In order to understand the significance of constructible numbers and how they are useful in solving problems in Euclidean geometry  , we need to determine how the definitions and properties of these numbers relate to Euclidean geometry.

To start with, let us investigate some properties of $\mathbb{E}$, the field of real constructible numbers:

1. 1.

$0,1\in\mathbb{E}$;

2. 2.

If $a,b\in\mathbb{E}$, then also $a\pm b$, $ab$, and $a/b\in\mathbb{E}$, the last of which is meaningful only when $b\not=0$;

3. 3.

If $r\in\mathbb{E}$ and $r>0$, then $\sqrt{r}\in\mathbb{E}$.

It turns out that the nonnegative elements of $\mathbb{E}$ are in one-to-one correspondence with lengths of constructible line segments  (http://planetmath.org/Constructible2). Let us determine why this is:

First of all, $0\in\mathbb{E}$ and $1\in\mathbb{E}$ are self-evident, as these are basic requirements for $\mathbb{E}$ to be a field. Moreover, $1\in\mathbb{E}$ corresponds to the tacit assumption in compass and straightedge construction that a line segment of length $1$ is constructible (http://planetmath.org/Constructible2).

Secondly, if $a,b\in\mathbb{E}$, which should mean that line segments of lengths $|a|$ and $|b|$ are constructible, then we can easily construct line segments of lengths $|a+b|$ and $|a-b|$ by matching up endpoints  of line segments.

Thirdly, if $a,b\in\mathbb{E}$, then we can construct a line segment of length $|ab|$ by the compass and straightedge construction of similar triangles.

Fourthly, if $a,b\in\mathbb{E}$ and $b\neq 0$, we can construct a line segment of length $1/|b|$ by the compass and straightedge construction of inverse point. By the previous paragraph, multiplication by $a$ poses no problems.

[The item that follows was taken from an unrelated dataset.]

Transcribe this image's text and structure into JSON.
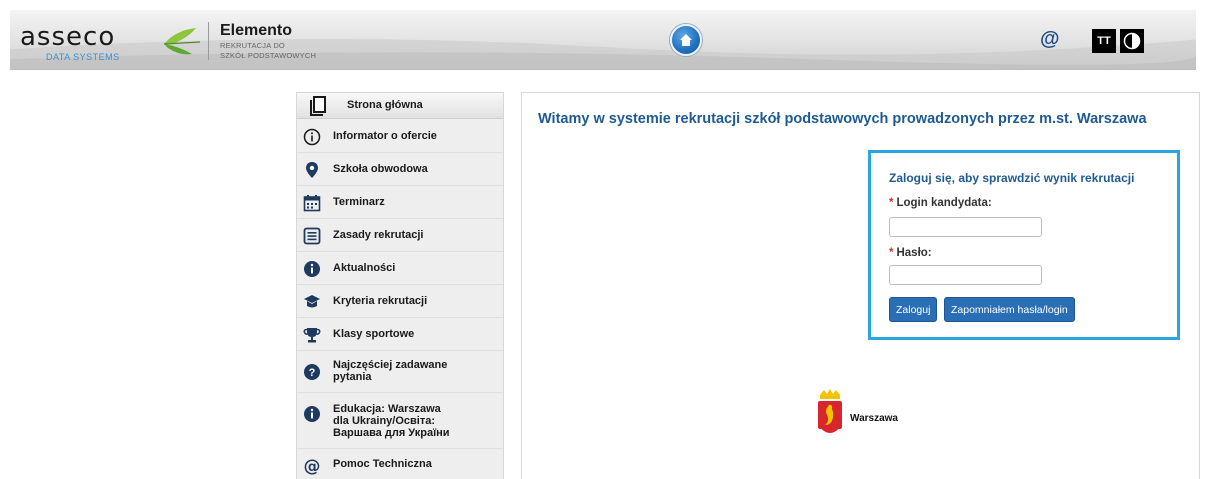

Finally, if $r\in\mathbb{E}$ and $r>0$, then we can construct a line segment of length $\sqrt{r}$ by the compass and straightedge construction of geometric mean, letting $a=1$ and $b=r$.

Now to address the definition of $\mathbb{F}$, the field of constructible numbers:

1. 1.

$0,1\in\mathbb{F}$;

2. 2.

If $a,b\in\mathbb{F}$, then also $a\pm b$, $ab$, and $a/b\in\mathbb{F}$, the last of which is meaningful only when $b\not=0$;

3. 3.

If $z\in\mathbb{F}\setminus\{0\}$ and $\operatorname{arg}(z)=\theta$ where $0\leq\theta<2\pi$, then $\sqrt{|z|}e^{\frac{i\theta}{2}}\in\mathbb{F}$.

It turns out that the elements of $\mathbb{F}$ are in one-to-one correspondence with the constructible points (http://planetmath.org/Constructible2) of the complex plane  . Let us determine why this is:

Rule 1 is similarly justified as above.

In order to justify rule 2, all we need is the justification of rule 2 for $\mathbb{E}$ along with the notion of copying an angle. For example, if $a,b\in\mathbb{F}$, then the following picture can be made by copying an angle:

Finally to justify rule 3. If $z\in\mathbb{F}$, then $|z|\in\mathbb{E}$, so we have that $\sqrt{|z|}\in\mathbb{E}$. Since $|z|e^{i\theta}=z\in\mathbb{F}$, we must have that an angle with measure (http://planetmath.org/AngleMeasure) $\theta$ is constructible. By the compass and straightedge construction of angle bisector  , an angle with measure $\theta/2$ is also constructible.

Title motivation of definition of constructible numbers MotivationOfDefinitionOfConstructibleNumbers 2013-03-22 17:16:05 2013-03-22 17:16:05 Wkbj79 (1863) Wkbj79 (1863) 7 Wkbj79 (1863) Topic msc 12D15 msc 51M15 CompassAndStraightedgeConstruction